**Work item:**
Scan the listing beneath this sentence. Report each line with the word "JSON".

**Provided material:**

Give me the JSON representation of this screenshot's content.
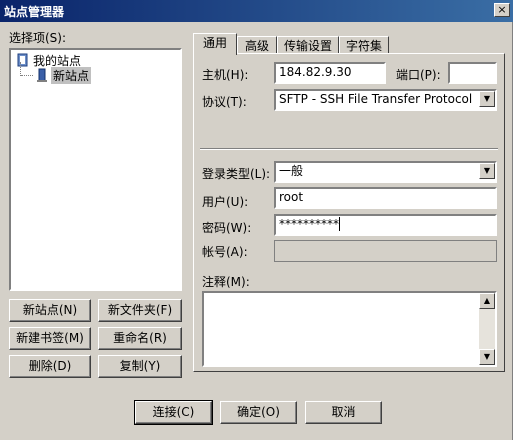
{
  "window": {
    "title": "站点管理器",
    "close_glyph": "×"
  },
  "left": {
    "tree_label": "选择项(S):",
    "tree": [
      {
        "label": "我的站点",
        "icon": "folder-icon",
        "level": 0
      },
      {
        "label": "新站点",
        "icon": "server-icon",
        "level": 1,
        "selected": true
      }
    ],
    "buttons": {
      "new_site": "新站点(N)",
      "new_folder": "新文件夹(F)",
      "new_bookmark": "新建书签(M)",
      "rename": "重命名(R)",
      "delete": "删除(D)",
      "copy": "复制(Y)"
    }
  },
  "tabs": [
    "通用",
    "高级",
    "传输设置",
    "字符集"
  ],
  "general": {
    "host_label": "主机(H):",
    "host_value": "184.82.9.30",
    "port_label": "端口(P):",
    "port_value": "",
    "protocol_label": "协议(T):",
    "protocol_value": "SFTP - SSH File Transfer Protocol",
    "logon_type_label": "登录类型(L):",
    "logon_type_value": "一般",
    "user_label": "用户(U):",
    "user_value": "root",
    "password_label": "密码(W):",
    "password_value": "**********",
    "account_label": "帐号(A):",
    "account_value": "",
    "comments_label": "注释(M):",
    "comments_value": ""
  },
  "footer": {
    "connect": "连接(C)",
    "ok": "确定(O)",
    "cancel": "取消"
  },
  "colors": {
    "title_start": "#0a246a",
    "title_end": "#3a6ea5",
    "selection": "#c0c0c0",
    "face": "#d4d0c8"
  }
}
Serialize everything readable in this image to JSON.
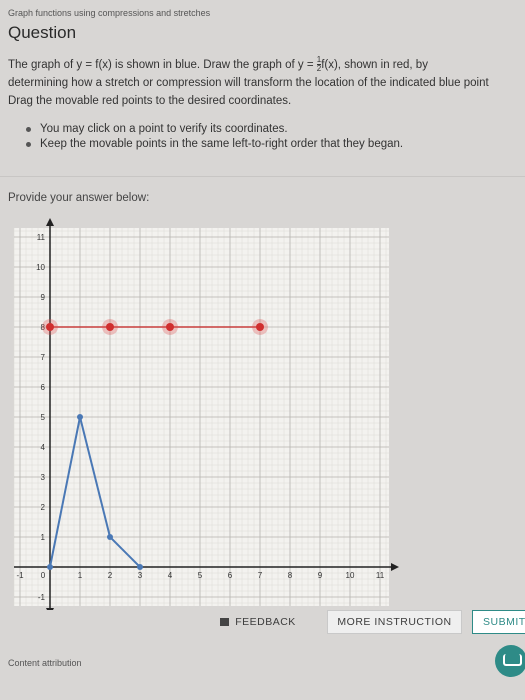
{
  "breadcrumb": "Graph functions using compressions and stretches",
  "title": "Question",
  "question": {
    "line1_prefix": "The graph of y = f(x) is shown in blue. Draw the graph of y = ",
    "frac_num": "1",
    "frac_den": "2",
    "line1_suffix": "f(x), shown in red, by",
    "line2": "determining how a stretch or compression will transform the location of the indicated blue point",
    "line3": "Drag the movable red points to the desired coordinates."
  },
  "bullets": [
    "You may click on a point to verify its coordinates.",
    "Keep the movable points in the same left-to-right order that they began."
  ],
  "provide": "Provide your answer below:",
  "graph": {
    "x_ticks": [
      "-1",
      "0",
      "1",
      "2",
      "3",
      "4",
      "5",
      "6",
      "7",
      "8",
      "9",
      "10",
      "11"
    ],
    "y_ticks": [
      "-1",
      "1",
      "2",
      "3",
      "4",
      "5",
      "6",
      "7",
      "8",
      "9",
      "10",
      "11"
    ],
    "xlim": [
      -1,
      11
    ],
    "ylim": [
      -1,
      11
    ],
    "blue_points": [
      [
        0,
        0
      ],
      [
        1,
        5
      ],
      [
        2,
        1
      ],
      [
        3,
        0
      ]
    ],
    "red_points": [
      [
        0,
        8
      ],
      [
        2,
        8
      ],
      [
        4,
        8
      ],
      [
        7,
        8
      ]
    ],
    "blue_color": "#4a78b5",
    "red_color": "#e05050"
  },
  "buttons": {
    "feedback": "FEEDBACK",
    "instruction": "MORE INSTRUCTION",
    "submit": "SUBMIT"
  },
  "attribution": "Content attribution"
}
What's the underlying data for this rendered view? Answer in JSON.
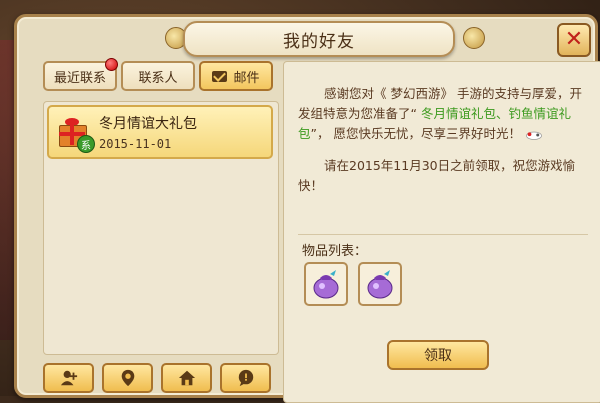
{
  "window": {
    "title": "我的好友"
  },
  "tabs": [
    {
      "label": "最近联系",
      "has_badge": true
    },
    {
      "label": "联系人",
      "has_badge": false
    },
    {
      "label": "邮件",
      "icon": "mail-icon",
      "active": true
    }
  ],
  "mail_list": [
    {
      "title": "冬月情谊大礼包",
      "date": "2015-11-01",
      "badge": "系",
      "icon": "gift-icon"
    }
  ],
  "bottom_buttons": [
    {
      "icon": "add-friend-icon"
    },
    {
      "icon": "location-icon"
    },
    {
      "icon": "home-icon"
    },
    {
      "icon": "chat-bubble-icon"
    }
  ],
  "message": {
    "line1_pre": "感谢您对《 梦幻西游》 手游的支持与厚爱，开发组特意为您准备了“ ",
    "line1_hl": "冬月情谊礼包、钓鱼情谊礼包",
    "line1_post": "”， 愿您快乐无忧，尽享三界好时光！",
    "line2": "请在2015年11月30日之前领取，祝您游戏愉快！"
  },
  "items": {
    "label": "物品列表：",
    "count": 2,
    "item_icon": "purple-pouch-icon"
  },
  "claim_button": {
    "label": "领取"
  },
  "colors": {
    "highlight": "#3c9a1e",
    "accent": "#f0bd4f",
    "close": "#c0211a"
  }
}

**Final answer:**
Give me the JSON representation of this screenshot's content.
Serialize everything readable in this image to JSON.
What's the underlying data for this rendered view? Answer in JSON.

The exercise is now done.